This is not to say that non-scientists should be excluded from the debate, the BBC has the responsibility to reflect all views and opinions in society and it is worth remembering that not all frauds and mistakes in science have been uncovered by scientists. Where time is available for careful consideration and discussion of the facts, it should be possible to explore more detailed consideration of where the science is less certain, such as how feedback mechanisms and climate sensitivity influence the response of the climate to increasing concentrations of carbon dioxide in the atmosphere. Scientists, politicians, lobbying groups and other interested parties should be heard on this issue but the BBC should be clear on what role its interviewees have and should be careful not to treat lobbying groups as disinterested experts.
The BBC said….Climate change is “a matter of reporting and journalistic inquiry, and one where our strong reputation for independence is paramount”.
David Jordan, Director of Editorial Policy and Standards for the BBC

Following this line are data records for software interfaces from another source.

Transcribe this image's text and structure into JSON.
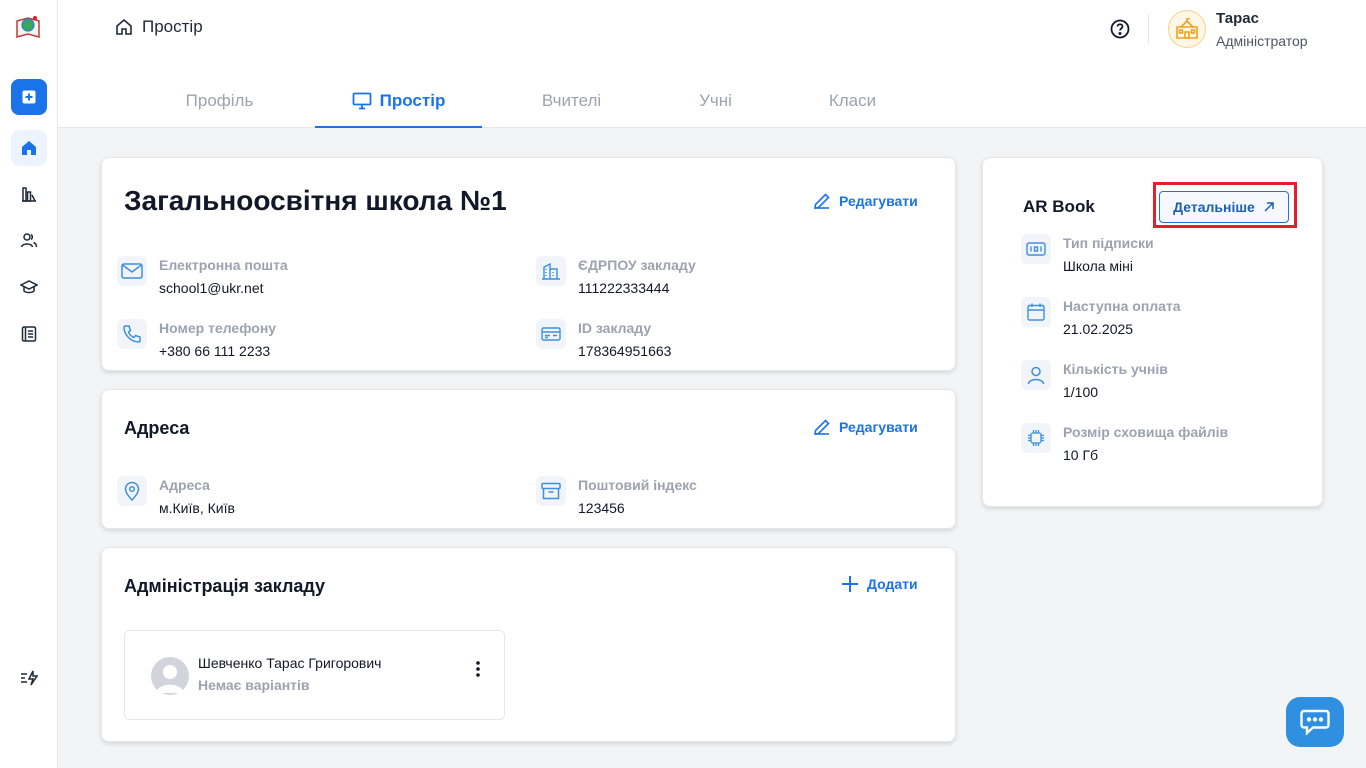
{
  "header": {
    "breadcrumb": "Простір",
    "user": {
      "name": "Тарас",
      "role": "Адміністратор"
    }
  },
  "tabs": [
    {
      "label": "Профіль",
      "active": false
    },
    {
      "label": "Простір",
      "active": true
    },
    {
      "label": "Вчителі",
      "active": false
    },
    {
      "label": "Учні",
      "active": false
    },
    {
      "label": "Класи",
      "active": false
    }
  ],
  "school": {
    "title": "Загальноосвітня школа №1",
    "edit_label": "Редагувати",
    "fields": [
      {
        "label": "Електронна пошта",
        "value": "school1@ukr.net",
        "icon": "mail-icon"
      },
      {
        "label": "ЄДРПОУ закладу",
        "value": "111222333444",
        "icon": "building-icon"
      },
      {
        "label": "Номер телефону",
        "value": "+380 66 111 2233",
        "icon": "phone-icon"
      },
      {
        "label": "ID закладу",
        "value": "178364951663",
        "icon": "id-card-icon"
      }
    ]
  },
  "address": {
    "title": "Адреса",
    "edit_label": "Редагувати",
    "fields": [
      {
        "label": "Адреса",
        "value": "м.Київ, Київ",
        "icon": "location-pin-icon"
      },
      {
        "label": "Поштовий індекс",
        "value": "123456",
        "icon": "archive-box-icon"
      }
    ]
  },
  "administration": {
    "title": "Адміністрація закладу",
    "add_label": "Додати",
    "members": [
      {
        "name": "Шевченко Тарас Григорович",
        "subtitle": "Немає варіантів"
      }
    ]
  },
  "subscription": {
    "title": "AR Book",
    "details_label": "Детальніше",
    "fields": [
      {
        "label": "Тип підписки",
        "value": "Школа міні",
        "icon": "ticket-icon"
      },
      {
        "label": "Наступна оплата",
        "value": "21.02.2025",
        "icon": "calendar-icon"
      },
      {
        "label": "Кількість учнів",
        "value": "1/100",
        "icon": "user-icon"
      },
      {
        "label": "Розмір сховища файлів",
        "value": "10 Гб",
        "icon": "chip-icon"
      }
    ]
  },
  "colors": {
    "accent": "#1a73e8",
    "highlight": "#e0202a"
  }
}
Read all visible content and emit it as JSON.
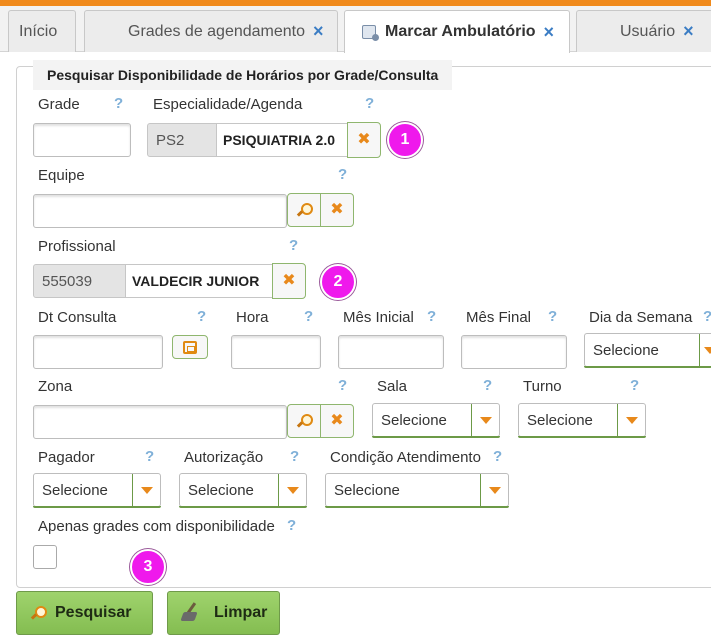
{
  "tabs": [
    {
      "label": "Início",
      "closable": false,
      "active": false
    },
    {
      "label": "Grades de agendamento",
      "closable": true,
      "active": false
    },
    {
      "label": "Marcar Ambulatório",
      "closable": true,
      "active": true,
      "icon": "calendar-page-icon"
    },
    {
      "label": "Usuário",
      "closable": true,
      "active": false
    }
  ],
  "tab_close_glyph": "×",
  "panel": {
    "title": "Pesquisar Disponibilidade de Horários por Grade/Consulta"
  },
  "help_glyph": "?",
  "form": {
    "grade": {
      "label": "Grade",
      "value": ""
    },
    "especialidade": {
      "label": "Especialidade/Agenda",
      "code": "PS2",
      "name": "PSIQUIATRIA 2.0"
    },
    "equipe": {
      "label": "Equipe",
      "value": ""
    },
    "profissional": {
      "label": "Profissional",
      "code": "555039",
      "name": "VALDECIR JUNIOR"
    },
    "dt_consulta": {
      "label": "Dt Consulta",
      "value": ""
    },
    "hora": {
      "label": "Hora",
      "value": ""
    },
    "mes_inicial": {
      "label": "Mês Inicial",
      "value": ""
    },
    "mes_final": {
      "label": "Mês Final",
      "value": ""
    },
    "dia_semana": {
      "label": "Dia da Semana",
      "selected": "Selecione"
    },
    "zona": {
      "label": "Zona",
      "value": ""
    },
    "sala": {
      "label": "Sala",
      "selected": "Selecione"
    },
    "turno": {
      "label": "Turno",
      "selected": "Selecione"
    },
    "pagador": {
      "label": "Pagador",
      "selected": "Selecione"
    },
    "autorizacao": {
      "label": "Autorização",
      "selected": "Selecione"
    },
    "condicao": {
      "label": "Condição Atendimento",
      "selected": "Selecione"
    },
    "apenas_grades": {
      "label": "Apenas grades com disponibilidade",
      "checked": false
    }
  },
  "badges": [
    "1",
    "2",
    "3"
  ],
  "badge_color": "#ef19ec",
  "accent_color": "#f08a1c",
  "buttons": {
    "pesquisar": "Pesquisar",
    "limpar": "Limpar"
  },
  "clear_glyph": "✖"
}
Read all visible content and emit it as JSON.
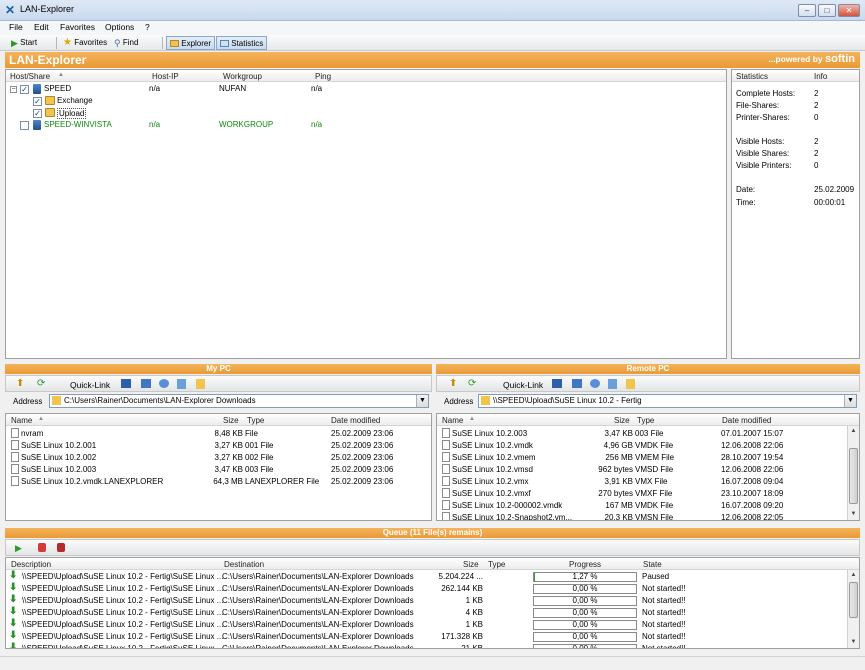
{
  "window": {
    "title": "LAN-Explorer"
  },
  "menu": [
    "File",
    "Edit",
    "Favorites",
    "Options",
    "?"
  ],
  "toolbar": {
    "start": "Start",
    "favorites": "Favorites",
    "find": "Find",
    "explorer": "Explorer",
    "statistics": "Statistics"
  },
  "banner": {
    "title": "LAN-Explorer",
    "powered": "...powered by",
    "brand": "softin"
  },
  "tree": {
    "columns": [
      "Host/Share",
      "Host-IP",
      "Workgroup",
      "Ping"
    ],
    "rows": [
      {
        "name": "SPEED",
        "ip": "n/a",
        "workgroup": "NUFAN",
        "ping": "n/a"
      },
      {
        "name": "Exchange"
      },
      {
        "name": "Upload"
      },
      {
        "name": "SPEED-WINVISTA",
        "ip": "n/a",
        "workgroup": "WORKGROUP",
        "ping": "n/a"
      }
    ]
  },
  "stats": {
    "columns": [
      "Statistics",
      "Info"
    ],
    "rows": [
      {
        "k": "Complete Hosts:",
        "v": "2"
      },
      {
        "k": "File-Shares:",
        "v": "2"
      },
      {
        "k": "Printer-Shares:",
        "v": "0"
      },
      {
        "k": "Visible Hosts:",
        "v": "2"
      },
      {
        "k": "Visible Shares:",
        "v": "2"
      },
      {
        "k": "Visible Printers:",
        "v": "0"
      },
      {
        "k": "Date:",
        "v": "25.02.2009"
      },
      {
        "k": "Time:",
        "v": "00:00:01"
      }
    ]
  },
  "mypc": {
    "title": "My PC",
    "quicklink": "Quick-Link",
    "address_label": "Address",
    "address": "C:\\Users\\Rainer\\Documents\\LAN-Explorer Downloads",
    "columns": [
      "Name",
      "Size",
      "Type",
      "Date modified"
    ],
    "files": [
      {
        "name": "nvram",
        "size": "8,48 KB",
        "type": "File",
        "date": "25.02.2009 23:06"
      },
      {
        "name": "SuSE Linux 10.2.001",
        "size": "3,27 KB",
        "type": "001 File",
        "date": "25.02.2009 23:06"
      },
      {
        "name": "SuSE Linux 10.2.002",
        "size": "3,27 KB",
        "type": "002 File",
        "date": "25.02.2009 23:06"
      },
      {
        "name": "SuSE Linux 10.2.003",
        "size": "3,47 KB",
        "type": "003 File",
        "date": "25.02.2009 23:06"
      },
      {
        "name": "SuSE Linux 10.2.vmdk.LANEXPLORER",
        "size": "64,3 MB",
        "type": "LANEXPLORER File",
        "date": "25.02.2009 23:06"
      }
    ]
  },
  "remote": {
    "title": "Remote PC",
    "quicklink": "Quick-Link",
    "address_label": "Address",
    "address": "\\\\SPEED\\Upload\\SuSE Linux 10.2 - Fertig",
    "columns": [
      "Name",
      "Size",
      "Type",
      "Date modified"
    ],
    "files": [
      {
        "name": "SuSE Linux 10.2.003",
        "size": "3,47 KB",
        "type": "003 File",
        "date": "07.01.2007 15:07"
      },
      {
        "name": "SuSE Linux 10.2.vmdk",
        "size": "4,96 GB",
        "type": "VMDK File",
        "date": "12.06.2008 22:06"
      },
      {
        "name": "SuSE Linux 10.2.vmem",
        "size": "256 MB",
        "type": "VMEM File",
        "date": "28.10.2007 19:54"
      },
      {
        "name": "SuSE Linux 10.2.vmsd",
        "size": "962 bytes",
        "type": "VMSD File",
        "date": "12.06.2008 22:06"
      },
      {
        "name": "SuSE Linux 10.2.vmx",
        "size": "3,91 KB",
        "type": "VMX File",
        "date": "16.07.2008 09:04"
      },
      {
        "name": "SuSE Linux 10.2.vmxf",
        "size": "270 bytes",
        "type": "VMXF File",
        "date": "23.10.2007 18:09"
      },
      {
        "name": "SuSE Linux 10.2-000002.vmdk",
        "size": "167 MB",
        "type": "VMDK File",
        "date": "16.07.2008 09:20"
      },
      {
        "name": "SuSE Linux 10.2-Snapshot2.vm...",
        "size": "20,3 KB",
        "type": "VMSN File",
        "date": "12.06.2008 22:05"
      }
    ]
  },
  "queue": {
    "title": "Queue (11 File(s) remains)",
    "columns": [
      "Description",
      "Destination",
      "Size",
      "Type",
      "Progress",
      "State"
    ],
    "rows": [
      {
        "desc": "\\\\SPEED\\Upload\\SuSE Linux 10.2 - Fertig\\SuSE Linux ...",
        "dest": "C:\\Users\\Rainer\\Documents\\LAN-Explorer Downloads",
        "size": "5.204.224 ...",
        "progress": "1,27 %",
        "pct": 0.0127,
        "state": "Paused"
      },
      {
        "desc": "\\\\SPEED\\Upload\\SuSE Linux 10.2 - Fertig\\SuSE Linux ...",
        "dest": "C:\\Users\\Rainer\\Documents\\LAN-Explorer Downloads",
        "size": "262.144 KB",
        "progress": "0,00 %",
        "pct": 0,
        "state": "Not started!!"
      },
      {
        "desc": "\\\\SPEED\\Upload\\SuSE Linux 10.2 - Fertig\\SuSE Linux ...",
        "dest": "C:\\Users\\Rainer\\Documents\\LAN-Explorer Downloads",
        "size": "1 KB",
        "progress": "0,00 %",
        "pct": 0,
        "state": "Not started!!"
      },
      {
        "desc": "\\\\SPEED\\Upload\\SuSE Linux 10.2 - Fertig\\SuSE Linux ...",
        "dest": "C:\\Users\\Rainer\\Documents\\LAN-Explorer Downloads",
        "size": "4 KB",
        "progress": "0,00 %",
        "pct": 0,
        "state": "Not started!!"
      },
      {
        "desc": "\\\\SPEED\\Upload\\SuSE Linux 10.2 - Fertig\\SuSE Linux ...",
        "dest": "C:\\Users\\Rainer\\Documents\\LAN-Explorer Downloads",
        "size": "1 KB",
        "progress": "0,00 %",
        "pct": 0,
        "state": "Not started!!"
      },
      {
        "desc": "\\\\SPEED\\Upload\\SuSE Linux 10.2 - Fertig\\SuSE Linux ...",
        "dest": "C:\\Users\\Rainer\\Documents\\LAN-Explorer Downloads",
        "size": "171.328 KB",
        "progress": "0,00 %",
        "pct": 0,
        "state": "Not started!!"
      },
      {
        "desc": "\\\\SPEED\\Upload\\SuSE Linux 10.2 - Fertig\\SuSE Linux ...",
        "dest": "C:\\Users\\Rainer\\Documents\\LAN-Explorer Downloads",
        "size": "21 KB",
        "progress": "0,00 %",
        "pct": 0,
        "state": "Not started!!"
      }
    ]
  },
  "colors": {
    "accent": "#e99a35",
    "green": "#0a8a0a",
    "progress": "#2ca02c"
  }
}
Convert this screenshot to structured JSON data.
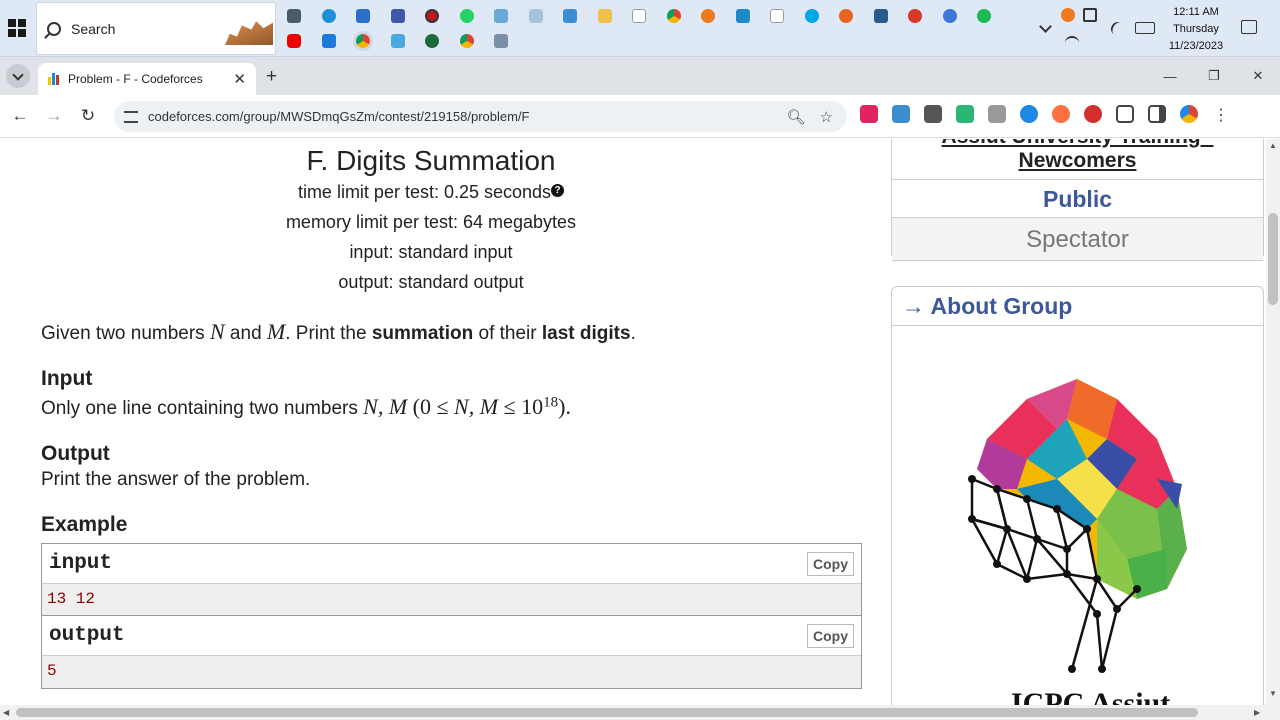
{
  "taskbar": {
    "search_label": "Search",
    "clock_time": "12:11 AM",
    "clock_day": "Thursday",
    "clock_date": "11/23/2023"
  },
  "browser": {
    "tab_title": "Problem - F - Codeforces",
    "url": "codeforces.com/group/MWSDmqGsZm/contest/219158/problem/F"
  },
  "problem": {
    "title": "F. Digits Summation",
    "time_limit": "time limit per test: 0.25 seconds",
    "memory_limit": "memory limit per test: 64 megabytes",
    "input_file": "input: standard input",
    "output_file": "output: standard output",
    "statement": {
      "pre": "Given two numbers ",
      "var_n": "N",
      "and": " and ",
      "var_m": "M",
      "mid": ". Print the ",
      "bold1": "summation",
      "mid2": " of their ",
      "bold2": "last digits",
      "end": "."
    },
    "input_title": "Input",
    "input_text": {
      "pre": "Only one line containing two numbers ",
      "vars": "N, M",
      "open": " (0 ≤ ",
      "v1": "N, M",
      "le": " ≤ 10",
      "exp": "18",
      "close": ")."
    },
    "output_title": "Output",
    "output_text": "Print the answer of the problem.",
    "example_title": "Example",
    "sample_input_label": "input",
    "sample_input": "13 12",
    "sample_output_label": "output",
    "sample_output": "5",
    "copy_label": "Copy"
  },
  "sidebar": {
    "group_line1": "Assiut University Training -",
    "group_line2": "Newcomers",
    "public": "Public",
    "spectator": "Spectator",
    "about": "→ About Group",
    "logo_text": "ICPC Assiut"
  },
  "colors": {
    "link_blue": "#3b5998",
    "sample_text": "#8b0000"
  }
}
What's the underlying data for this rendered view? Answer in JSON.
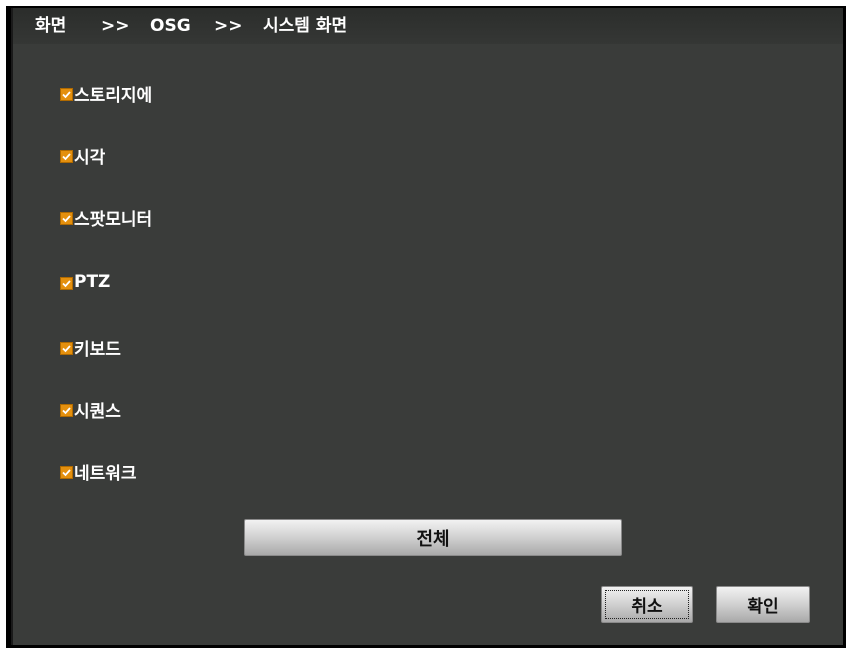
{
  "breadcrumb": {
    "part1": "화면",
    "sep1": ">>",
    "part2": "OSG",
    "sep2": ">>",
    "part3": "시스템 화면"
  },
  "options": [
    {
      "label": "스토리지에",
      "checked": true
    },
    {
      "label": "시각",
      "checked": true
    },
    {
      "label": "스팟모니터",
      "checked": true
    },
    {
      "label": "PTZ",
      "checked": true
    },
    {
      "label": "키보드",
      "checked": true
    },
    {
      "label": "시퀀스",
      "checked": true
    },
    {
      "label": "네트워크",
      "checked": true
    }
  ],
  "buttons": {
    "all": "전체",
    "cancel": "취소",
    "confirm": "확인"
  },
  "colors": {
    "panel": "#3a3c3a",
    "checkbox": "#e4900e"
  }
}
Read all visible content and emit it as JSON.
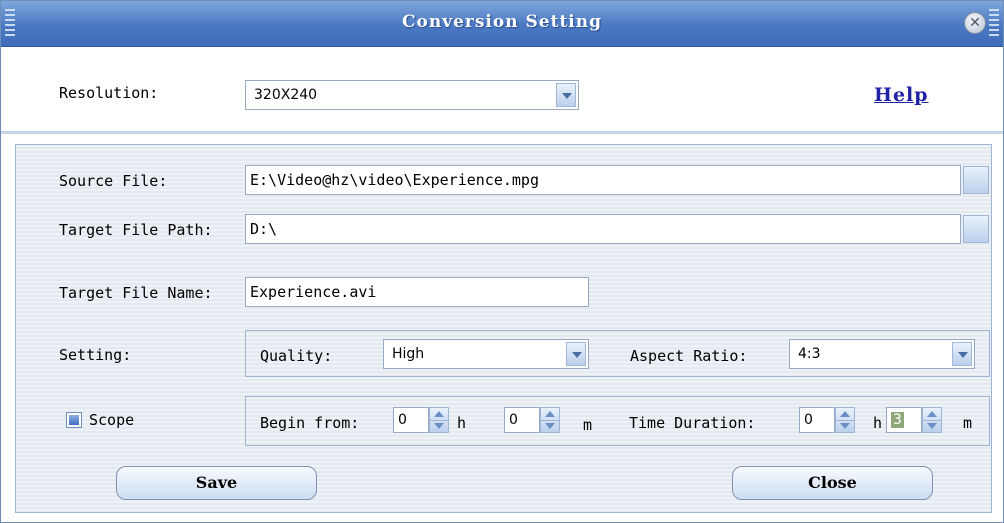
{
  "window": {
    "title": "Conversion Setting"
  },
  "resolution": {
    "label": "Resolution:",
    "value": "320X240"
  },
  "help_link": "Help",
  "source_file": {
    "label": "Source File:",
    "value": "E:\\Video@hz\\video\\Experience.mpg"
  },
  "target_path": {
    "label": "Target File Path:",
    "value": "D:\\"
  },
  "target_name": {
    "label": "Target File Name:",
    "value": "Experience.avi"
  },
  "setting": {
    "label": "Setting:",
    "quality_label": "Quality:",
    "quality_value": "High",
    "aspect_label": "Aspect Ratio:",
    "aspect_value": "4:3"
  },
  "scope": {
    "label": "Scope",
    "begin_label": "Begin from:",
    "begin_h": "0",
    "h_unit": "h",
    "begin_m": "0",
    "m_unit": "m",
    "duration_label": "Time Duration:",
    "duration_h": "0",
    "duration_h_unit": "h",
    "duration_m": "3",
    "duration_m_unit": "m"
  },
  "buttons": {
    "save": "Save",
    "close": "Close"
  },
  "colors": {
    "titlebar": "#4a78c2",
    "help_link": "#1f22a5",
    "accent_highlight": "#8fa87a"
  },
  "icons": {
    "close": "close-icon",
    "dropdown": "chevron-down-icon",
    "spin": "spin-arrows-icon"
  }
}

told us that “politicians driving an issue and talking about its importance and policy developments in relation to it will be clearly important to our news agenda”. James Randerson, of the Guardian, explained that “from an editor’s point of view, if politicians are talking about it, we report it. It gives us something to report, so if politicians are not talking about it there is one fewer source of stories”. Professor Philo also emphasised the role of politicians in ensuring a subject receives coverage because politicians “are seen as opinion leaders; they are what media specialists [...] would call primary definers”.
Submissions to our inquiry commented on a tendency for the media to approach climate science as an argument about two equally valid points of view, rather than discussion about scientific facts, and on the false balance of views being presented as a consequence. Professor Pidgeon questioned whether the “norm of ensuring balanced reporting [...] is appropriate where the scientific evidence is so overwhelming”.When questioned about the balance of views in the media, Sir Mark Walport told us that climate change “is not a matter for opinion or belief. It is a matter of fact whether humans are altering the climate or not. There is a correct answer to this question”.
David Kennedy, Chief Executive of the Committee on Climate Change told us “someone needs to take charge of the story” and “we can provide a story, and we aim to do that [...] but in terms of cascading and multiplying that narrative there has to be an important role for the Government. There is more that both central and local government can do once there is a story”
We were told that “confusion between the science and the politics bedevils the public dialogue” and that “the profound policy implications of climate change mean that public discussion often constitutes policy debate masquerading as science”. ClimateXChange, the research group that advises the Scottish Government on climate change issues, told us why, in their view, communicating about climate change had become so complicated:
Climate change is a politicised debate involving conflicting interests and challenging societal and individual habits. The discourse on climate change is complicated by difficulties in communication between science, policy, the media and the public. There is space for miscommunication, resistance and politicisation at any stage of the discourse.